excerpt: “Yesterday, in a wide‐ranging interview, Mr. Wallace veered even closer to public apology for his resistance to the civil rights movement of the 1960’s, saying that racial killings in Alabama during his three terms as Governor ‘broke my heart.'”

“The 1981 Lynching that Bankrupted an Alabama KKK” on history.com

Sometimes called “the last lynching,” Michael Donald’s death at the hands of two Ku Klux Klansmen was a heinous latter-day event in Civil Rights history. Donald was accosted at random by his killers who sought make a statement with their actions. After he was killed, his body was tied to a tree in downtown Mobile, Alabama. The two KKK members were soon identified, tried, and convicted, and a successful civil lawsuit against the Klan followed. Among the accounts are the books Thirteen Loops and The Lynching.

Civil Rights films of the 1980s and ’90s

While there were movies about the then-recent Civil Rights movement made in the 1970s, subsequent decades saw a series of prominent dramas based on real events, like Mississippi Burning (1988), Long Walk Home (1990), and Ghosts of Mississippi (1996). For many GenX Southerners whose elders didn’t or wouldn’t discuss those difficult events, the films were glimpses into what happened to shape the society we experienced as children.

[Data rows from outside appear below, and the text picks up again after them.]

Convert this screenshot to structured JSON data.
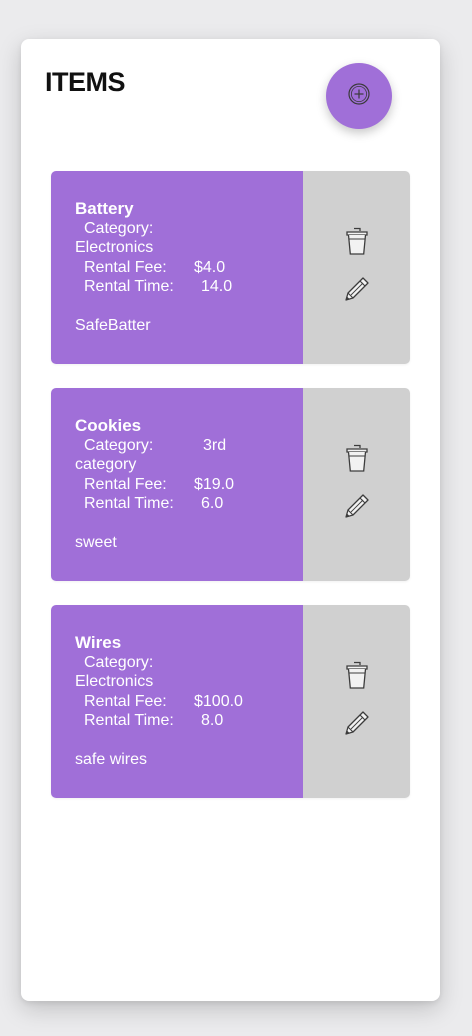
{
  "header": {
    "title": "ITEMS",
    "add_icon": "plus-circle-icon"
  },
  "colors": {
    "accent": "#a06fd8",
    "actions_bg": "#d0d0d0",
    "panel_bg": "#ffffff",
    "page_bg": "#ebebed"
  },
  "labels": {
    "category": "Category:",
    "rental_fee": "Rental Fee:",
    "rental_time": "Rental Time:"
  },
  "items": [
    {
      "name": "Battery",
      "category_line1": "",
      "category_line2": "Electronics",
      "rental_fee": "$4.0",
      "rental_time": "14.0",
      "description": "SafeBatter"
    },
    {
      "name": "Cookies",
      "category_line1": "3rd",
      "category_line2": "category",
      "rental_fee": "$19.0",
      "rental_time": "6.0",
      "description": "sweet"
    },
    {
      "name": "Wires",
      "category_line1": "",
      "category_line2": "Electronics",
      "rental_fee": "$100.0",
      "rental_time": "8.0",
      "description": "safe wires"
    }
  ]
}
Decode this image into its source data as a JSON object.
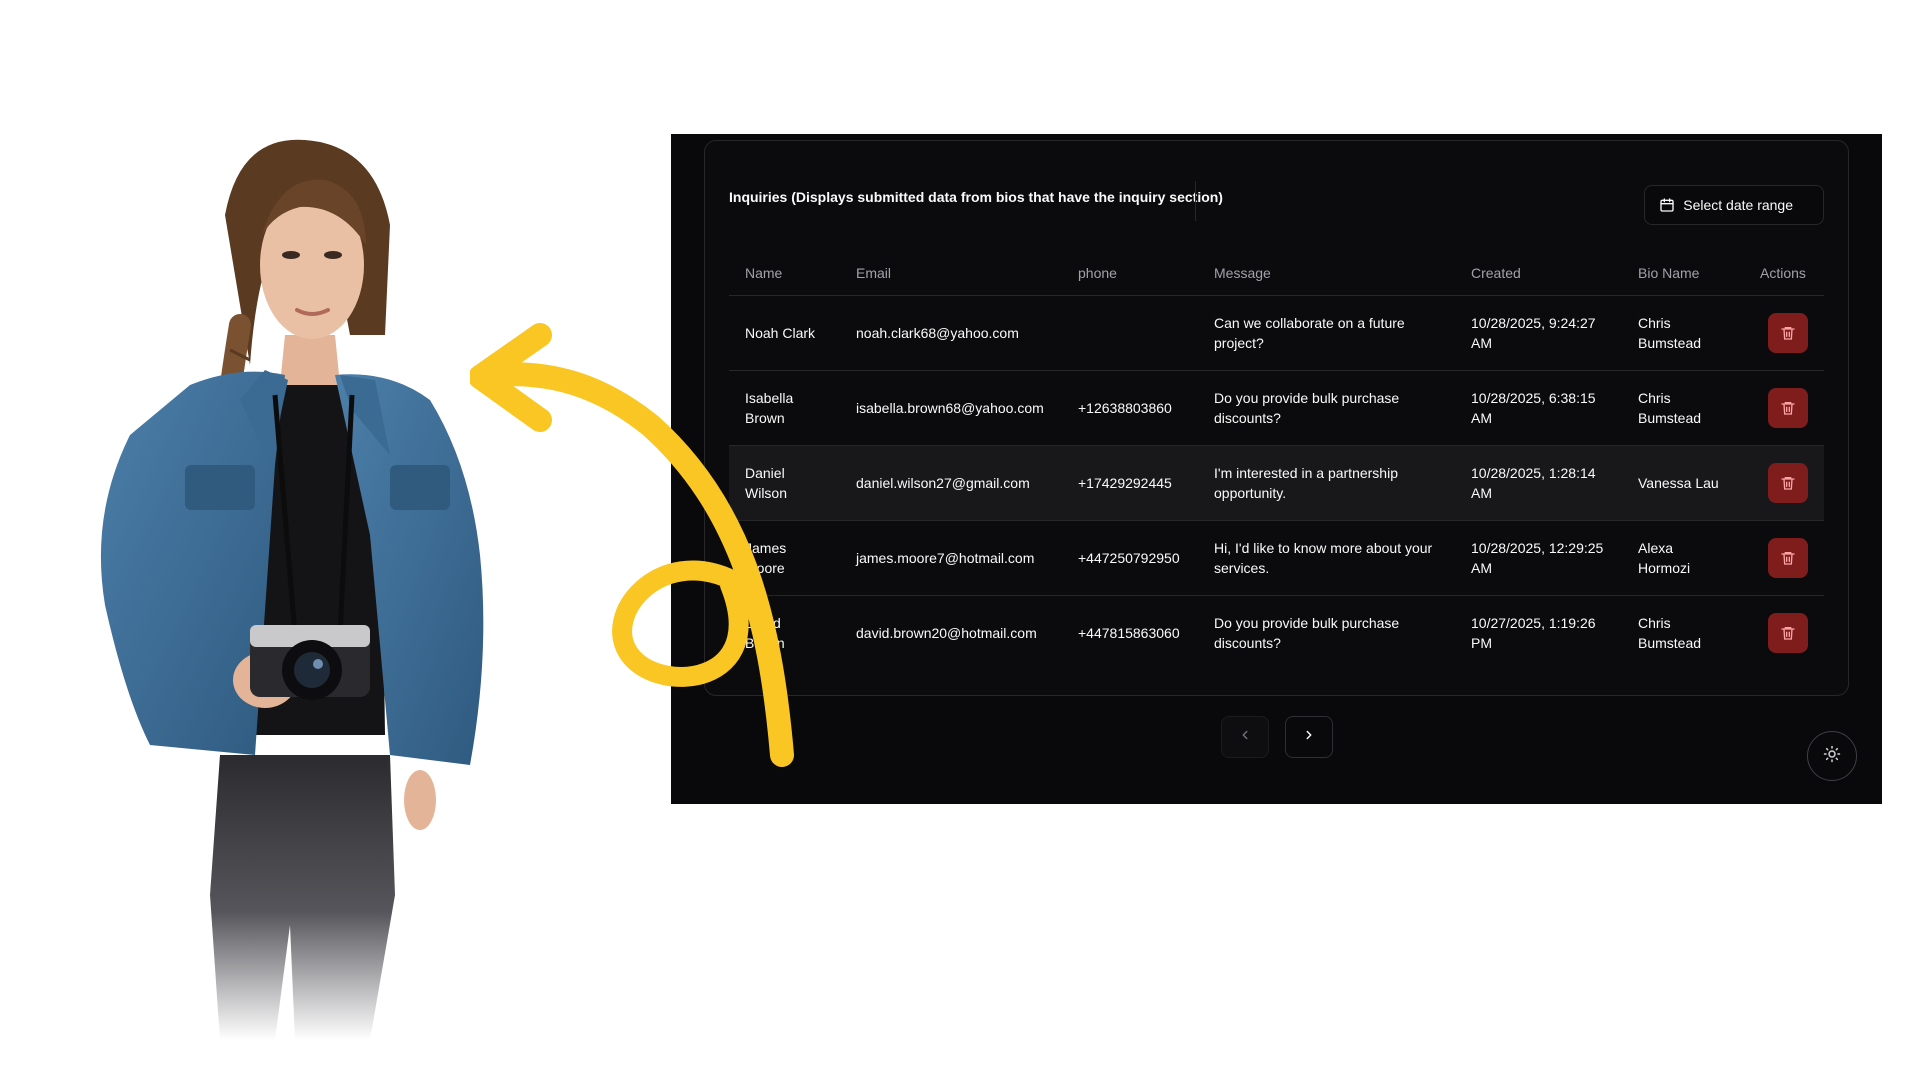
{
  "inquiries": {
    "title": "Inquiries (Displays submitted data from bios that have the inquiry section)",
    "date_range_label": "Select date range",
    "columns": [
      "Name",
      "Email",
      "phone",
      "Message",
      "Created",
      "Bio Name",
      "Actions"
    ],
    "rows": [
      {
        "name": "Noah Clark",
        "email": "noah.clark68@yahoo.com",
        "phone": "",
        "message": "Can we collaborate on a future project?",
        "created": "10/28/2025, 9:24:27 AM",
        "bio_name": "Chris Bumstead"
      },
      {
        "name": "Isabella Brown",
        "email": "isabella.brown68@yahoo.com",
        "phone": "+12638803860",
        "message": "Do you provide bulk purchase discounts?",
        "created": "10/28/2025, 6:38:15 AM",
        "bio_name": "Chris Bumstead"
      },
      {
        "name": "Daniel Wilson",
        "email": "daniel.wilson27@gmail.com",
        "phone": "+17429292445",
        "message": "I'm interested in a partnership opportunity.",
        "created": "10/28/2025, 1:28:14 AM",
        "bio_name": "Vanessa Lau"
      },
      {
        "name": "James Moore",
        "email": "james.moore7@hotmail.com",
        "phone": "+447250792950",
        "message": "Hi, I'd like to know more about your services.",
        "created": "10/28/2025, 12:29:25 AM",
        "bio_name": "Alexa Hormozi"
      },
      {
        "name": "David Brown",
        "email": "david.brown20@hotmail.com",
        "phone": "+447815863060",
        "message": "Do you provide bulk purchase discounts?",
        "created": "10/27/2025, 1:19:26 PM",
        "bio_name": "Chris Bumstead"
      }
    ],
    "highlighted_row": 2
  },
  "icons": {
    "date_button": "calendar-icon",
    "row_action": "trash-icon",
    "pager_prev": "chevron-left-icon",
    "pager_next": "chevron-right-icon",
    "theme_toggle": "sun-icon",
    "decoration": "curly-arrow-icon"
  },
  "colors": {
    "app_background": "#09090b",
    "card_border": "#27272a",
    "muted_text": "#a1a1aa",
    "delete_button": "#7f1d1d",
    "arrow": "#f9c623",
    "denim": "#3a6b94"
  }
}
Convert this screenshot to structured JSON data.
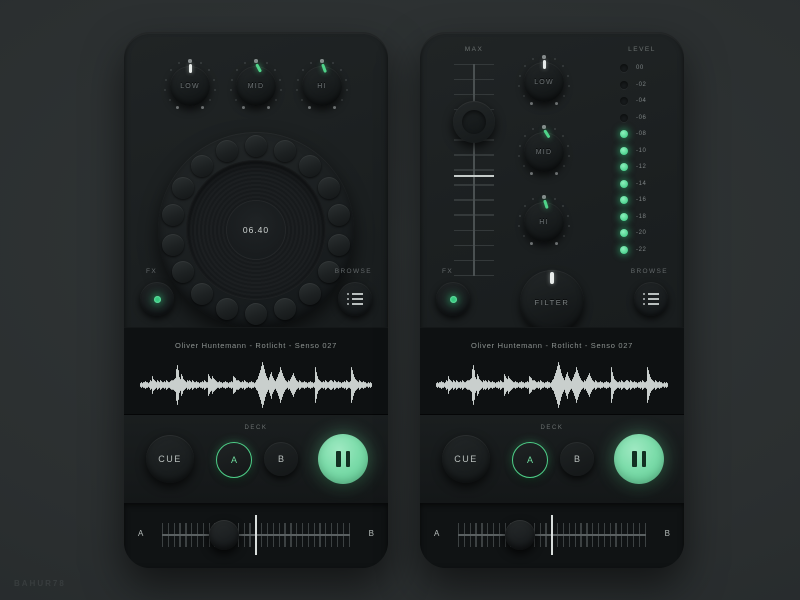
{
  "app": {
    "watermark": "BAHUR78"
  },
  "colors": {
    "background": "#2d3132",
    "device_body": "#1a1e1f",
    "accent_green": "#4fd389",
    "play_green": "#7cdcaa",
    "led_green": "#32c77c",
    "text_muted": "#6e7476",
    "text_light": "#b9bfbd",
    "waveform": "#c9cfcd"
  },
  "left_deck": {
    "eq_knobs": [
      {
        "label": "LOW",
        "indicator_color": "white",
        "angle": 0
      },
      {
        "label": "MID",
        "indicator_color": "green",
        "angle": -28
      },
      {
        "label": "HI",
        "indicator_color": "green",
        "angle": -20
      }
    ],
    "jog": {
      "time_display": "06.40"
    },
    "fx_label": "FX",
    "browse_label": "BROWSE",
    "track_title": "Oliver Huntemann - Rotlicht - Senso 027",
    "transport": {
      "cue_label": "CUE",
      "deck_label": "DECK",
      "deck_a": "A",
      "deck_b": "B",
      "active_deck": "A",
      "play_state": "pause"
    },
    "crossfader": {
      "left_label": "A",
      "right_label": "B",
      "position_percent": 30
    }
  },
  "right_deck": {
    "max_fader": {
      "label": "MAX",
      "position_percent": 78
    },
    "eq_knobs": [
      {
        "label": "LOW",
        "indicator_color": "white",
        "angle": 0
      },
      {
        "label": "MID",
        "indicator_color": "green",
        "angle": -32
      },
      {
        "label": "HI",
        "indicator_color": "green",
        "angle": -18
      }
    ],
    "level_meter": {
      "label": "LEVEL",
      "leds": [
        {
          "value": "00",
          "lit": false
        },
        {
          "value": "-02",
          "lit": false
        },
        {
          "value": "-04",
          "lit": false
        },
        {
          "value": "-06",
          "lit": false
        },
        {
          "value": "-08",
          "lit": true
        },
        {
          "value": "-10",
          "lit": true
        },
        {
          "value": "-12",
          "lit": true
        },
        {
          "value": "-14",
          "lit": true
        },
        {
          "value": "-16",
          "lit": true
        },
        {
          "value": "-18",
          "lit": true
        },
        {
          "value": "-20",
          "lit": true
        },
        {
          "value": "-22",
          "lit": true
        }
      ]
    },
    "filter_knob": {
      "label": "FILTER",
      "indicator_color": "white",
      "angle": 0
    },
    "fx_label": "FX",
    "browse_label": "BROWSE",
    "track_title": "Oliver Huntemann - Rotlicht - Senso 027",
    "transport": {
      "cue_label": "CUE",
      "deck_label": "DECK",
      "deck_a": "A",
      "deck_b": "B",
      "active_deck": "A",
      "play_state": "pause"
    },
    "crossfader": {
      "left_label": "A",
      "right_label": "B",
      "position_percent": 30
    }
  },
  "waveform": [
    3,
    4,
    3,
    5,
    4,
    6,
    5,
    4,
    3,
    5,
    7,
    6,
    14,
    9,
    7,
    6,
    5,
    8,
    6,
    5,
    7,
    6,
    5,
    4,
    6,
    5,
    7,
    6,
    5,
    4,
    6,
    8,
    7,
    9,
    11,
    24,
    30,
    22,
    12,
    9,
    16,
    13,
    9,
    7,
    6,
    5,
    7,
    6,
    8,
    6,
    5,
    7,
    6,
    5,
    4,
    6,
    5,
    4,
    3,
    5,
    4,
    6,
    5,
    7,
    6,
    5,
    4,
    16,
    13,
    11,
    9,
    13,
    11,
    9,
    7,
    6,
    5,
    4,
    6,
    5,
    4,
    3,
    5,
    4,
    6,
    5,
    4,
    3,
    5,
    4,
    6,
    5,
    14,
    12,
    10,
    8,
    7,
    6,
    5,
    4,
    6,
    5,
    7,
    6,
    5,
    4,
    3,
    5,
    4,
    6,
    5,
    4,
    3,
    5,
    7,
    9,
    14,
    18,
    22,
    28,
    34,
    30,
    24,
    18,
    14,
    10,
    8,
    12,
    16,
    20,
    14,
    10,
    8,
    6,
    9,
    12,
    16,
    20,
    26,
    22,
    18,
    14,
    10,
    8,
    6,
    5,
    7,
    6,
    9,
    12,
    15,
    18,
    14,
    11,
    8,
    6,
    5,
    7,
    6,
    5,
    4,
    6,
    5,
    4,
    3,
    5,
    4,
    6,
    5,
    4,
    3,
    5,
    26,
    20,
    14,
    9,
    7,
    6,
    5,
    4,
    6,
    5,
    7,
    6,
    5,
    4,
    6,
    8,
    7,
    6,
    5,
    7,
    6,
    5,
    4,
    6,
    5,
    4,
    3,
    5,
    4,
    6,
    5,
    7,
    6,
    5,
    4,
    6,
    26,
    22,
    16,
    12,
    9,
    7,
    6,
    5,
    7,
    6,
    5,
    4,
    6,
    5,
    4,
    3,
    4,
    3,
    4,
    3
  ]
}
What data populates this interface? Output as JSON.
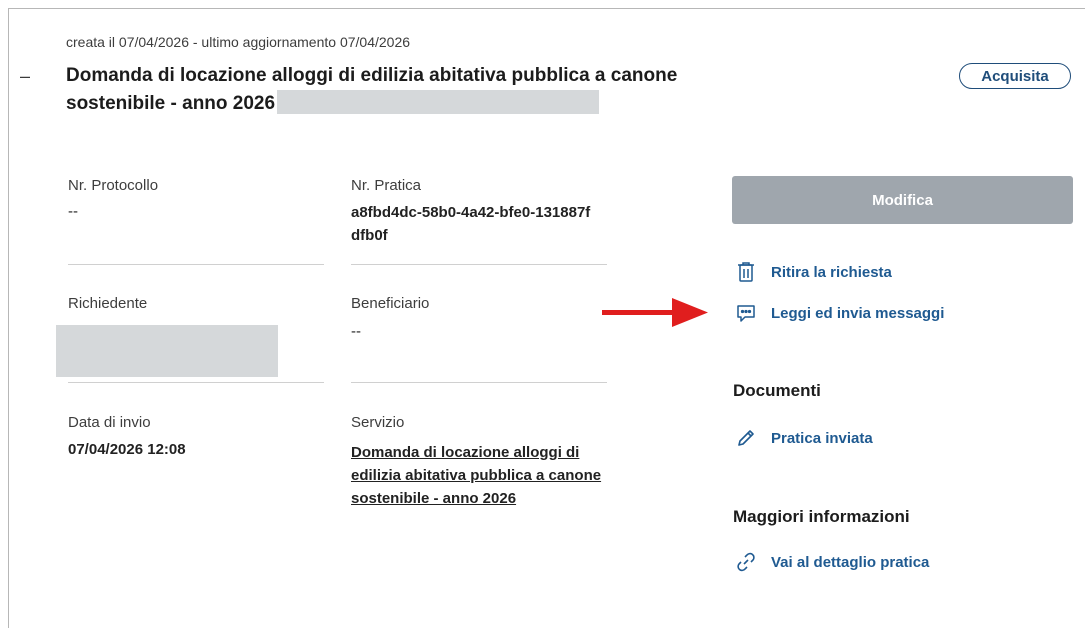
{
  "header": {
    "meta": "creata il 07/04/2026 - ultimo aggiornamento 07/04/2026",
    "title": "Domanda di locazione alloggi di edilizia abitativa pubblica a canone sostenibile - anno 2026",
    "collapse_symbol": "–",
    "status": "Acquisita"
  },
  "details": {
    "protocollo": {
      "label": "Nr. Protocollo",
      "value": "--"
    },
    "pratica": {
      "label": "Nr. Pratica",
      "value": "a8fbd4dc-58b0-4a42-bfe0-131887fdfb0f"
    },
    "richiedente": {
      "label": "Richiedente",
      "value": ""
    },
    "beneficiario": {
      "label": "Beneficiario",
      "value": "--"
    },
    "data_invio": {
      "label": "Data di invio",
      "value": "07/04/2026 12:08"
    },
    "servizio": {
      "label": "Servizio",
      "value": "Domanda di locazione alloggi di edilizia abitativa pubblica a canone sostenibile - anno 2026"
    }
  },
  "actions": {
    "modify": "Modifica",
    "withdraw": "Ritira la richiesta",
    "messages": "Leggi ed invia messaggi"
  },
  "documents": {
    "title": "Documenti",
    "items": [
      "Pratica inviata"
    ]
  },
  "more_info": {
    "title": "Maggiori informazioni",
    "link": "Vai al dettaglio pratica"
  },
  "icons": [
    "trash-icon",
    "message-icon",
    "pencil-icon",
    "link-icon",
    "red-arrow-annotation"
  ],
  "colors": {
    "link": "#1f5a91",
    "badge": "#1f4d7a",
    "button_disabled": "#9fa6ad",
    "arrow": "#e01e1e",
    "redaction": "#d5d8da"
  }
}
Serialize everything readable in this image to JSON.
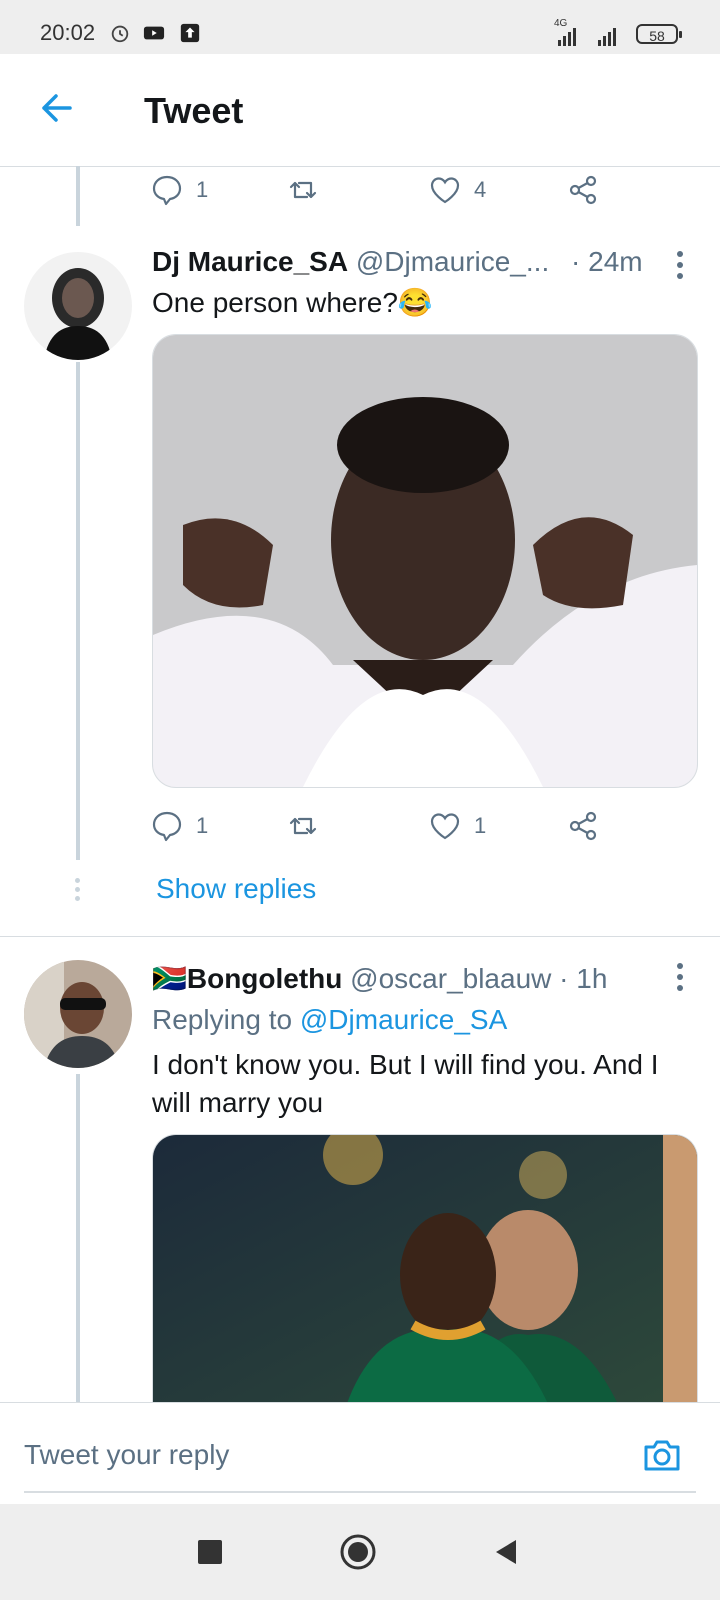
{
  "status": {
    "time": "20:02",
    "battery": "58",
    "network": "4G"
  },
  "header": {
    "title": "Tweet",
    "back_icon": "arrow-left-icon"
  },
  "top_actions": {
    "reply_count": "1",
    "retweet_count": "",
    "like_count": "4"
  },
  "tweet1": {
    "name": "Dj Maurice_SA",
    "handle": "@Djmaurice_...",
    "time": "· 24m",
    "text": "One person where?😂",
    "reply_count": "1",
    "retweet_count": "",
    "like_count": "1",
    "show_replies": "Show replies"
  },
  "tweet2": {
    "name": "🇿🇦Bongolethu",
    "handle": "@oscar_blaauw · 1h",
    "replying_prefix": "Replying to ",
    "replying_to": "@Djmaurice_SA",
    "text": "I don't know you. But I will find you. And I will marry you"
  },
  "reply_box": {
    "placeholder": "Tweet your reply",
    "camera_icon": "camera-icon"
  },
  "colors": {
    "accent": "#1b95e0",
    "text": "#14171a",
    "muted": "#5b7083"
  }
}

“Drowning” by Hootie and the Blowfish, 1994

Though the band is often associated with sing-along Southern college-rock, its platinum-selling debut album contained the song “Drowning,” which was a direct attack on racists and the Confederate flag. With lyrics like “tired of hearing this shit about ‘heritage, not hate'” and allusions to white people telling black people to “go back to Africa,” the song was not exactly “Hold My Hand.” Of course, it didn’t exactly get the same amount of radio play either.

excerpt: “After a 21-year court fight, the state of Mississippi today unsealed more than 124,000 pages of secret files from a state agency [the Mississippi Sovereignty Commission] that used spy tactics, intimidation, false imprisonment, jury tampering and other illegal methods to thwart the activities of civil rights workers during the 1950’s, 60’s and early 70’s.”


level:deepsouth is an online anthology about growing up Generation X in the Deep South during the 1970s, ’80s, and ’90s. The anthology is open to submissions of creative nonfiction (essays, memoirs, and reviews) and images (photos and flyers), as well as to contributions for the lists.